Nikola Tesla popularized AC power transmission
At about the same time that Edison was fighting Swan in court, he was also embroiled in a battle to prove that the electrical current generated via his preferred methods (direct current, or DC power) was superior to alternating current (AC power) for widespread use.

Edison’s favored power standard, DC power, wasn’t as easily transmitted over long distances because it had to be kept at low voltages for home use. Nikola Tesla’s usage of the AC standard enabled power to be transmitted far and wide, because the voltage could be stepped up or stepped down with the use of transformers.

Nikola Tesla in his Colorado Springs laboratory, 1899

Despite Edison’s use of theatrics and misinformation (the electric chair was actually invented by Edison to demonstrate how dangerous AC power can be), the utility of AC power won out in the end. When George Westinghouse used Tesla’s patents to build the first major hydroelectric plant at Niagara Falls, the die was cast. On Nov. 16, 1896, the plant lit all of Buffalo, New York, twenty miles away.
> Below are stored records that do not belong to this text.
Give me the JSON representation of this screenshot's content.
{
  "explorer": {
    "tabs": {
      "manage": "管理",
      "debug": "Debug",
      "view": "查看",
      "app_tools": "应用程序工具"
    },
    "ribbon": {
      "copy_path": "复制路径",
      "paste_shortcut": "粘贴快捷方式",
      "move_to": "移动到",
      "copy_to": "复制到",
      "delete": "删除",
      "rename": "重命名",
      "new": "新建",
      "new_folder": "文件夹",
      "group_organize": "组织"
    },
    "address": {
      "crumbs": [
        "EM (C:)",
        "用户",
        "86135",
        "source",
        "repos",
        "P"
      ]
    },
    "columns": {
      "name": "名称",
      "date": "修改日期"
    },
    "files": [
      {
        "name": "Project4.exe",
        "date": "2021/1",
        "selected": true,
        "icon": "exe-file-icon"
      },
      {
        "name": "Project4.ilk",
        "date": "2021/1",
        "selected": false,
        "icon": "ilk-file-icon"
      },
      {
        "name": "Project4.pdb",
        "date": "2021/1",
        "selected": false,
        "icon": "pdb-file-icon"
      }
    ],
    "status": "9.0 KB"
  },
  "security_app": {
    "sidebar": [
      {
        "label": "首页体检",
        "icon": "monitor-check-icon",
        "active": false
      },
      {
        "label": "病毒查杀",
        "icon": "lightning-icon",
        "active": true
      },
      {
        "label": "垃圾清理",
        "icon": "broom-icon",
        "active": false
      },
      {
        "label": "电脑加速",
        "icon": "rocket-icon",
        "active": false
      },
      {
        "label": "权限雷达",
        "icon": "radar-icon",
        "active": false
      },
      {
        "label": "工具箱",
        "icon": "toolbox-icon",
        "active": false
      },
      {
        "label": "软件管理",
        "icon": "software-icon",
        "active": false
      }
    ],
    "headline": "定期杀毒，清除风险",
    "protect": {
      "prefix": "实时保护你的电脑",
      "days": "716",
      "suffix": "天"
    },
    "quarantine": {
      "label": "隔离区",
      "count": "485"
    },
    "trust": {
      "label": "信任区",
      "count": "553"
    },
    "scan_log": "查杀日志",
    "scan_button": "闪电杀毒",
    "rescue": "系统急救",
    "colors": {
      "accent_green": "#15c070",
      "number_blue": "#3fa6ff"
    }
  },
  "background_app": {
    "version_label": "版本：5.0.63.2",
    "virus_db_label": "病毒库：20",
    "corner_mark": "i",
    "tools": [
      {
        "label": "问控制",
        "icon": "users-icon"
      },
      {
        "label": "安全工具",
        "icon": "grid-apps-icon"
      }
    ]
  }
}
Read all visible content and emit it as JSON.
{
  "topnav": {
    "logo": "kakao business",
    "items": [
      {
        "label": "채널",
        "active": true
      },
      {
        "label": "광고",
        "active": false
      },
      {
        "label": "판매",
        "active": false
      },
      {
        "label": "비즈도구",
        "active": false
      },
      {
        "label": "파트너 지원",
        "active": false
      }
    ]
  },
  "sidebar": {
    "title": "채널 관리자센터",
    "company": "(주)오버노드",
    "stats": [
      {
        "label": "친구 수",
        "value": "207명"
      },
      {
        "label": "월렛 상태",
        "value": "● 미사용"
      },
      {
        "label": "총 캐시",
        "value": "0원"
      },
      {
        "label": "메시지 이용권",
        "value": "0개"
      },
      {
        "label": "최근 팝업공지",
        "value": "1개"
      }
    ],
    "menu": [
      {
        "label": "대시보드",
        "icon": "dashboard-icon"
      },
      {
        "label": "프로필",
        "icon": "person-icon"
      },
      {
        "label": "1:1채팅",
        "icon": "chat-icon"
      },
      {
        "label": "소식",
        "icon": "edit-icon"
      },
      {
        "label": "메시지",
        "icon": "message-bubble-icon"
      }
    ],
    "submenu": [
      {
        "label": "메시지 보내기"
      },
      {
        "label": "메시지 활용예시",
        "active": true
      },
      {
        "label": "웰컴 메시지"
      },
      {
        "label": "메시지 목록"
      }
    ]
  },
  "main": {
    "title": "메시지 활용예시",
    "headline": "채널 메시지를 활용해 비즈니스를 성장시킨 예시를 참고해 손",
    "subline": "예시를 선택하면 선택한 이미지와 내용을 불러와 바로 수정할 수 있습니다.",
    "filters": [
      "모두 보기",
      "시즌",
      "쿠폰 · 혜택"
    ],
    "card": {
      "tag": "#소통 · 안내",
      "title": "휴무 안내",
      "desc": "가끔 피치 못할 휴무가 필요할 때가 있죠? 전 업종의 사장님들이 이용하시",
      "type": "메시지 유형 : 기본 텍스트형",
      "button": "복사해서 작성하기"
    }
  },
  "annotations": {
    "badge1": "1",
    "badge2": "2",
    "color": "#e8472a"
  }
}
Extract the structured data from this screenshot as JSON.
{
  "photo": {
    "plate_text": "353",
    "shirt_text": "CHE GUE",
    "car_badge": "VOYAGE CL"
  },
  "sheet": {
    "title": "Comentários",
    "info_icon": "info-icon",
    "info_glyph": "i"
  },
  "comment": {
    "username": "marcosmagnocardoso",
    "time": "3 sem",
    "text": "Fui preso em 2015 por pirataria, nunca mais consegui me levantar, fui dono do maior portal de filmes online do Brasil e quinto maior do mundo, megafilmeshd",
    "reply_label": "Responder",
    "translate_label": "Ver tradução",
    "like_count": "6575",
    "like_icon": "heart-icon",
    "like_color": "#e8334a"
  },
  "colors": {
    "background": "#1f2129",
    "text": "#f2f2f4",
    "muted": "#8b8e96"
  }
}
The Great Seattle Fire razed downtown Seattle
On June 6, 1889, a bubbling glue pot in a woodworking shop on Madison Avenue and Front Street (now First Avenue) overflowed. The shop caught fire. From the woodworking shop, fire spread to an adjacent liquor store and two saloons, igniting the combustibles within. Within two hours, the wooden buildings of Downtown Seattle were in flames.

The aftermath of the Great Seattle Fire of 1889

The city’s firefighters needed lots of water to douse the fire, but there was a major problem: the city’s water supply wasn’t up to the task. The private water company that piped in water from Lake Washington wasn’t pumping enough to keep up sufficient water pressure for the hoses. To add insult to injury, the water pipes themselves—made out of hollowed logs—were burning as the firefighters worked. Over the next 18 hours, Seattle’s business core burned to the ground. Luckily, there were no human fatalities.

The Great Seattle Fire made it clear that Seattle needed an abundant water source, and that the City of Seattle needed to oversee its distribution. City Engineer R.H. Thompson set his sights on the Cedar River. And since Seattle would be building in the Cedar River area for its public water needs, why not build a hydroelectric plant while we were at it?

The people of Seattle
While the technology that made public power possible in Seattle was developing, political change was also afoot. In the wake of the Great Seattle Fire, small-scale electricity providers began to market their services to the rebuilding city, but their rates were astronomical. In 1890, frustrated Seattleites voted to amend the city charter to include the provision of “gas or other lights” to its inhabitants.

The growing mistrust of corporations among Seattleites was compounded when the Panic of 1893 descended, throwing the economy into depression and closing banks around the country. The panic precipitated a progressive movement across the nation.

Voters, incensed by the actions of mighty monopolies like railroad and oil companies, were spurred into action by muckraking journalists. Issues like Prohibition, labor union organization, women’s suffrage and trust busting came to the fore as citizens clamored for more fairness in society. R.H. Thompson, the Seattle city engineer who had envisioned the Cedar River project, was a major civic proponent of these ideals.

The progressive movement took hold in Seattle. Plans to secure the Cedar River as a water source were expanded to include a hydroelectric facility in 1896, when the city charter was amended again to call for its construction. But it wasn’t until the election of 1902, when Seattle voters approved the bonds needed to build the Cedar River facility, that the dream of public power began to take shape for Seattle.

By mid-1904, construction of the Cedar River facility was substantially complete. In 1905, it began delivering public power to the streets of Seattle, and private power companies were forced to cut their rates. And thus, Seattle City Light was born.

City Light’s first hydroelectric facility, 1905

To learn more about the history of City Light, visit